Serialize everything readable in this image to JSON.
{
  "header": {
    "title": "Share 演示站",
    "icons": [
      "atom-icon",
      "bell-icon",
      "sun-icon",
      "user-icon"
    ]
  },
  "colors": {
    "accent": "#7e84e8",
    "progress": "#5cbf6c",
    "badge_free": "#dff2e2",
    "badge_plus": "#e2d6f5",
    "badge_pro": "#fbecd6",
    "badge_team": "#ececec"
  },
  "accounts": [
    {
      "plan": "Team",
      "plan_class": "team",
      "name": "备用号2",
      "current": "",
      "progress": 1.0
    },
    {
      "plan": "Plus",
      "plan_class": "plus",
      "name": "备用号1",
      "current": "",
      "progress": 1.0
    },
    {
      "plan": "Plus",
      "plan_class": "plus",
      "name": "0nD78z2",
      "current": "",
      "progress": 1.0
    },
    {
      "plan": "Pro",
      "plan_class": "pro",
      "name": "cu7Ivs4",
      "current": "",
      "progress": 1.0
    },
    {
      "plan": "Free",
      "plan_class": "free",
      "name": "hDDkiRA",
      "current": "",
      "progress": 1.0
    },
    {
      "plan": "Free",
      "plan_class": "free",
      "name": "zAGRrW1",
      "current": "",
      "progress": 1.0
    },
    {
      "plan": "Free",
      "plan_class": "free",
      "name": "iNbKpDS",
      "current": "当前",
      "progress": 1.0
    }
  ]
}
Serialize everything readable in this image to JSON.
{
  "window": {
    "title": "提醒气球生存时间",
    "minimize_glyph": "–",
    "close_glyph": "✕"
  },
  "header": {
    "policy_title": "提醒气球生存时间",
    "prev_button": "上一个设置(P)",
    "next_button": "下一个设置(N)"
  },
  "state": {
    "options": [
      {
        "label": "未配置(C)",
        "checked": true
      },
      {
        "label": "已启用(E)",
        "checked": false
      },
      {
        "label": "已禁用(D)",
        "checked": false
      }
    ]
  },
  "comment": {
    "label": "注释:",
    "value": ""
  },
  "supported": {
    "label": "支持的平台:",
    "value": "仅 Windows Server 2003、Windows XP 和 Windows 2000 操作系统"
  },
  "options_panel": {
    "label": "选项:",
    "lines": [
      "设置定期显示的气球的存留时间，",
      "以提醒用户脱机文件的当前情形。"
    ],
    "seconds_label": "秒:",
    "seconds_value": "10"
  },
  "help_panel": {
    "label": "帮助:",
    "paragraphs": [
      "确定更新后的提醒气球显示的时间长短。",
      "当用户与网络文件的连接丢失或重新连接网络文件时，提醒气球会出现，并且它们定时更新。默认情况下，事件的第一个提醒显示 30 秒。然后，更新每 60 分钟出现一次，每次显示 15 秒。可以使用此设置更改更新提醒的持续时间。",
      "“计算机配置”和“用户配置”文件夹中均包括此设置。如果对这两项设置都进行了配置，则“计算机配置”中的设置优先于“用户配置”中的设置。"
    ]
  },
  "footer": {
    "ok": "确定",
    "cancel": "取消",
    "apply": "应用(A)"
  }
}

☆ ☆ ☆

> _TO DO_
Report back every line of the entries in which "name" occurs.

> _OUTPUT FOR THIS EXERCISE_
      "name": "备用号2",
      "name": "备用号1",
      "name": "0nD78z2",
      "name": "cu7Ivs4",
      "name": "hDDkiRA",
      "name": "zAGRrW1",
      "name": "iNbKpDS",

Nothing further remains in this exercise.